I downloaded a free app and started exploring guided meditations. Basically, a host uses their voice and sometimes background music or sounds, to help the listener meditate, usually on a specific topic. It took some time to choose the right hosts to listen to. I don’t like to hear chimes, waves crashing, or anything else that might distract me. I prefer a calm voice, but not patronizing. I love guided meditations because the host says what to focus on and what to do, rather than me having to make another decision. I know I’m not the only mom who has serious decision fatigue, especially right now in the midst of pandemic.

My meditation style is short and sweet. I’m realistic. Unless I can knock out meditation as soon as I wake up, setting the tone for my day, I’m not doing it. There are no quiet moments or spare time throughout the day, and at bedtime, I just want a snack and some Netflix. Knowing my personality and needs made it easy for me to decide when, for how long, and why to meditate.

The experience isn’t always perfect. I swear my kids have some sort of mom radar where they sense I’m awake and jump into my bed. I’ve decided to include them in meditation if they hop into the bed before I’ve started. Since only meditate for two to five minutes, they are able to sustain attention.
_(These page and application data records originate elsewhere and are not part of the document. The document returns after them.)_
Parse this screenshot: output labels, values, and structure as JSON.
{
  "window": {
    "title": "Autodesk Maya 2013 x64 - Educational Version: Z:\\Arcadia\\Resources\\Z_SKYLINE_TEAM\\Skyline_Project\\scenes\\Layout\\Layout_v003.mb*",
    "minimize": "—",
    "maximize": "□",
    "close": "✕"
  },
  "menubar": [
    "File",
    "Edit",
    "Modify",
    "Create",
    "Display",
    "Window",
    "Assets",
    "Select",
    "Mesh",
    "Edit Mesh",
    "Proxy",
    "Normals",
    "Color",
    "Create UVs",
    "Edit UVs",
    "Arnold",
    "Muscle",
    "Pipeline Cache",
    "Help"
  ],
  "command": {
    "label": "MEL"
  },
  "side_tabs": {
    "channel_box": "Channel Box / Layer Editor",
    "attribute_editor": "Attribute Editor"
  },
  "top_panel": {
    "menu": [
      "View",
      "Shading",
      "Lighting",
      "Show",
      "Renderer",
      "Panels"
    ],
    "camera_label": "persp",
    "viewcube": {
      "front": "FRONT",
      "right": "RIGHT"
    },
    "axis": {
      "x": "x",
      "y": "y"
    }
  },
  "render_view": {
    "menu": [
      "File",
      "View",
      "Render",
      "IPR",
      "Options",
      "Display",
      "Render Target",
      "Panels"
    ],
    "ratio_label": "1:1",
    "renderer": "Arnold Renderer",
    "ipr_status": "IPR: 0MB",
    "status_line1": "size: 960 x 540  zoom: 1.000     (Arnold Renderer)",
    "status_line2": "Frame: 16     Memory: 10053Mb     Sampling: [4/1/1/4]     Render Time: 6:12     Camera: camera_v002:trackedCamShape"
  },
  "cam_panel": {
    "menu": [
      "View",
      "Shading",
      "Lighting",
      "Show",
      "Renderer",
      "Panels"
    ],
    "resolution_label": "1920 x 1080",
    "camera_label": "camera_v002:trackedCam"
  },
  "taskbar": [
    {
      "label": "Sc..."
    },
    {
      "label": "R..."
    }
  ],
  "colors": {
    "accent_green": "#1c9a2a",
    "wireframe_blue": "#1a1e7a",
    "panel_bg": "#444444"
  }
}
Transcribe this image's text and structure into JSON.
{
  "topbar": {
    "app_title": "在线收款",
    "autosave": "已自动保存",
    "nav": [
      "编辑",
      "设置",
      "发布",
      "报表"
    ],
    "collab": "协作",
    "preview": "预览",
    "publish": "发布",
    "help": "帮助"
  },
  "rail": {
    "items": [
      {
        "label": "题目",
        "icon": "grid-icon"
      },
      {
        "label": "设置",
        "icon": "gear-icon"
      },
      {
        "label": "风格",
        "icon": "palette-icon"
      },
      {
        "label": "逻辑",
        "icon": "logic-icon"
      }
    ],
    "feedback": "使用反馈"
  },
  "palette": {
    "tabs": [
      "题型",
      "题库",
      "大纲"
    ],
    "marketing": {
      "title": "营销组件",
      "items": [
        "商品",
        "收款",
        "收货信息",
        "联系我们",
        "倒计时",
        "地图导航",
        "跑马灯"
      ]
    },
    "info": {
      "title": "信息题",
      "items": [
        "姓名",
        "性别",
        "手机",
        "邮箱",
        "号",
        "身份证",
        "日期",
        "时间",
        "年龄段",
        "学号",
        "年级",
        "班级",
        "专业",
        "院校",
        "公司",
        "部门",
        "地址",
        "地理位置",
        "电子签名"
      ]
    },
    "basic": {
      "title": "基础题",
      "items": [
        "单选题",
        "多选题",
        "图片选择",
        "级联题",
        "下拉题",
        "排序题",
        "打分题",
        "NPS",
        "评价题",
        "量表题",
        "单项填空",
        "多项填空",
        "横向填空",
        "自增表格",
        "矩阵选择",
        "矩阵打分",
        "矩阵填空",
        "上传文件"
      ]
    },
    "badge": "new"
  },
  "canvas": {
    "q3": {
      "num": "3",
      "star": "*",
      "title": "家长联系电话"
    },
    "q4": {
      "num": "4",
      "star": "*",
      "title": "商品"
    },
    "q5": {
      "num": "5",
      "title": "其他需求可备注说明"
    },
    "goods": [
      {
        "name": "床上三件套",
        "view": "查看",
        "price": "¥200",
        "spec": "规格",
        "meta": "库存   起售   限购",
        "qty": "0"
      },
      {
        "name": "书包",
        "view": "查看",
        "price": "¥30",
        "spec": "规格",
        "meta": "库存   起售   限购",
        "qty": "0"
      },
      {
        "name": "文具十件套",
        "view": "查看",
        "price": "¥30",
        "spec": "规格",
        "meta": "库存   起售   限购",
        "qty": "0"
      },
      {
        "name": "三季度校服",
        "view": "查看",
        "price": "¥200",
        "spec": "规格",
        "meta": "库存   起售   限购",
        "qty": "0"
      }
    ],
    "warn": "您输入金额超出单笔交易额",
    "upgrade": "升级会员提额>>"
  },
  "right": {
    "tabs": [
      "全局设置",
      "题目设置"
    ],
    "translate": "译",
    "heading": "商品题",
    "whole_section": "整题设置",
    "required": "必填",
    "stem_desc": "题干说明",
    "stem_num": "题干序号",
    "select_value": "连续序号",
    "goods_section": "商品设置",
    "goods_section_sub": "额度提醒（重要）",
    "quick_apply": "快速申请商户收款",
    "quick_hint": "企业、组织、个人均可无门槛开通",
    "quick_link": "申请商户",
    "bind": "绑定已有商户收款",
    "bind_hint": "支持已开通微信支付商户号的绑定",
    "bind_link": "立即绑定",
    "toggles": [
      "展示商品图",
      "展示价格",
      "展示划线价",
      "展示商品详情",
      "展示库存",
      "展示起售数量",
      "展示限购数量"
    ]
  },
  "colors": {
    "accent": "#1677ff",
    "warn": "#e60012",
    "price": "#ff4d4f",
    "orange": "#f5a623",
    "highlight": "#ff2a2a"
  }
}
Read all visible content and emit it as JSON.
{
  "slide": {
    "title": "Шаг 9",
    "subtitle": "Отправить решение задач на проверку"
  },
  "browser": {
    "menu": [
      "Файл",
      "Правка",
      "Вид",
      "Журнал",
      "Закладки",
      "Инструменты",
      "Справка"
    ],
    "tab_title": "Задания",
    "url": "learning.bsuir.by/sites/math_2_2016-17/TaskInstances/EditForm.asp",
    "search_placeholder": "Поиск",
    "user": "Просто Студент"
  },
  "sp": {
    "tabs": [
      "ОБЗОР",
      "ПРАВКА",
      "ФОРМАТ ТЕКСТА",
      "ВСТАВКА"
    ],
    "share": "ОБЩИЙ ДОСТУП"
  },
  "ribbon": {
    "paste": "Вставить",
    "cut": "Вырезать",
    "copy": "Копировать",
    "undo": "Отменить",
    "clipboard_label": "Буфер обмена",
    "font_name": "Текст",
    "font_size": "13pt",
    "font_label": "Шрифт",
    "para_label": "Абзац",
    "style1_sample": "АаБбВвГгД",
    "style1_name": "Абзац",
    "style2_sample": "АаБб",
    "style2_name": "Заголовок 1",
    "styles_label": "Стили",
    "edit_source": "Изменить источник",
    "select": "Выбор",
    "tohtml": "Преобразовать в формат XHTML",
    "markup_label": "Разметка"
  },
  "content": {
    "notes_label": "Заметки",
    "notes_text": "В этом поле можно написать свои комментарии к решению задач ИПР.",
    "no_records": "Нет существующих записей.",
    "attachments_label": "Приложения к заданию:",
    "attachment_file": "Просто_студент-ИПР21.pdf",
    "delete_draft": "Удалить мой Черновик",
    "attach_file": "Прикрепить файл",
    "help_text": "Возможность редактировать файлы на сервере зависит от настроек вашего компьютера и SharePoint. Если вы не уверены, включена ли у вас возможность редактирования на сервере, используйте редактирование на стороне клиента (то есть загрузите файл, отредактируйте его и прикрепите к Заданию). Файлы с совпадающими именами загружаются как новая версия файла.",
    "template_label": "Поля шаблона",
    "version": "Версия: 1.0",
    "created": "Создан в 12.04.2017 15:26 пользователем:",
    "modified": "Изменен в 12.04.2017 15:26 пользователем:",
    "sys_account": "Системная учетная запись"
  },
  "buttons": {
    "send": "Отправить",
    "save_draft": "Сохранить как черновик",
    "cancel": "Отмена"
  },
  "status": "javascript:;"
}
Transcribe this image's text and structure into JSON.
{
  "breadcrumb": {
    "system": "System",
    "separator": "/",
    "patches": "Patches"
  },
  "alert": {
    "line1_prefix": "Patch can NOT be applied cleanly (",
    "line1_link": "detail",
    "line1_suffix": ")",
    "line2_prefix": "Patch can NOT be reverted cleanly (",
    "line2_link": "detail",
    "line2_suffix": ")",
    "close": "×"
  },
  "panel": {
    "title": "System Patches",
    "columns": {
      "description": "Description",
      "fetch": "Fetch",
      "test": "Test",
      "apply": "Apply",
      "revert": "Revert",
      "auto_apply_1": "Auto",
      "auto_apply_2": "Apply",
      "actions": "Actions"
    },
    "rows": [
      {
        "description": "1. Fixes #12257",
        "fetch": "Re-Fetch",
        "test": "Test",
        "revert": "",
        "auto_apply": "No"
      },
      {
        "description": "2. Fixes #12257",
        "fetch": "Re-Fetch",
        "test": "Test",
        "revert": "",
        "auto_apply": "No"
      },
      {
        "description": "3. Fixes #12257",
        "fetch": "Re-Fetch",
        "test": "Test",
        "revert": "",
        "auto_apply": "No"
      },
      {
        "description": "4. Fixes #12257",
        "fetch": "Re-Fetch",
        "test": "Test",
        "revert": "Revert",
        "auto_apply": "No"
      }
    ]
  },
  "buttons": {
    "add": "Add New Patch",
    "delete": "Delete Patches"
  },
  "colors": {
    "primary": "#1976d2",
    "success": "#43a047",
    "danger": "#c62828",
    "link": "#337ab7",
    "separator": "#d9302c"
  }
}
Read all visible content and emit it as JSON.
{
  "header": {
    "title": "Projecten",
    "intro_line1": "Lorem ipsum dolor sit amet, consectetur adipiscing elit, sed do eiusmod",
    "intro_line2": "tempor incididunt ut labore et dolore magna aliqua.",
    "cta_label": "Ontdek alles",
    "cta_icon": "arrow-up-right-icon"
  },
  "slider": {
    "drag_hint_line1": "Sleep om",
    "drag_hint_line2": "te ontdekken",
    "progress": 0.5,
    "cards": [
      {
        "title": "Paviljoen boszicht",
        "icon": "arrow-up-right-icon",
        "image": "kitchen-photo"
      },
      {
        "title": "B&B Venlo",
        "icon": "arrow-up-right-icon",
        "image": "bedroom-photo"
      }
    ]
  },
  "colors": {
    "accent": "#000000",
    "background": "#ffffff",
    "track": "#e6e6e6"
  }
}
My son is particularly fond of a Scottish man’s meditations; something about his voice is charming and soothing.

I’m on day forty-something of meditating, and I have absolutely noticed a difference. My usual go-to is to wake up and start getting anxious. What day is it? What has to be done? What meetings or appointments are on the calendar? How am I feeling physically? I basically create a terror checklist for myself and start the day with that. It is absolutely not healthy, or helpful.

Meditating in the morning means you know the day will have its demands, but you’re getting your mind right first. You’re choosing to prioritize self-care, even if it’s just for a couple of minutes. The result? I feel calmer, I have a clearer sense of purpose, and I’m more chill. I’ll be honest: I never thought “chill” would be part of my self-description. I’ve been anxious my entire life.

Has meditating been life-changing for me? Yes and no. I don’t think my life is magically better, with an aura of unshakable calmness wrapped around me as I float throughout the day. However, I do think that I’m giving myself a better, more grounded, more purposeful start to the day. I’ve taken back some of that control I desperately craved, but never seemed to grasp.

Other mindfulness techniques can be added perks. Going for a walk outside for vitamin D3 exposure, sensory experiences, and movement can be helpful. Yoga, too. Journaling has been helpful for me in processing emotions and difficult situations. Perhaps meditation really isn’t for you. There are other options.

My advice to any person who is considering meditation is just to do it, but do so realistically. Don’t take on an all-or-nothing approach like I did for years. The cliché is true. A little bit can go a long way. With all that’s going on in life right now, I’ll take any ounce of peace I can get.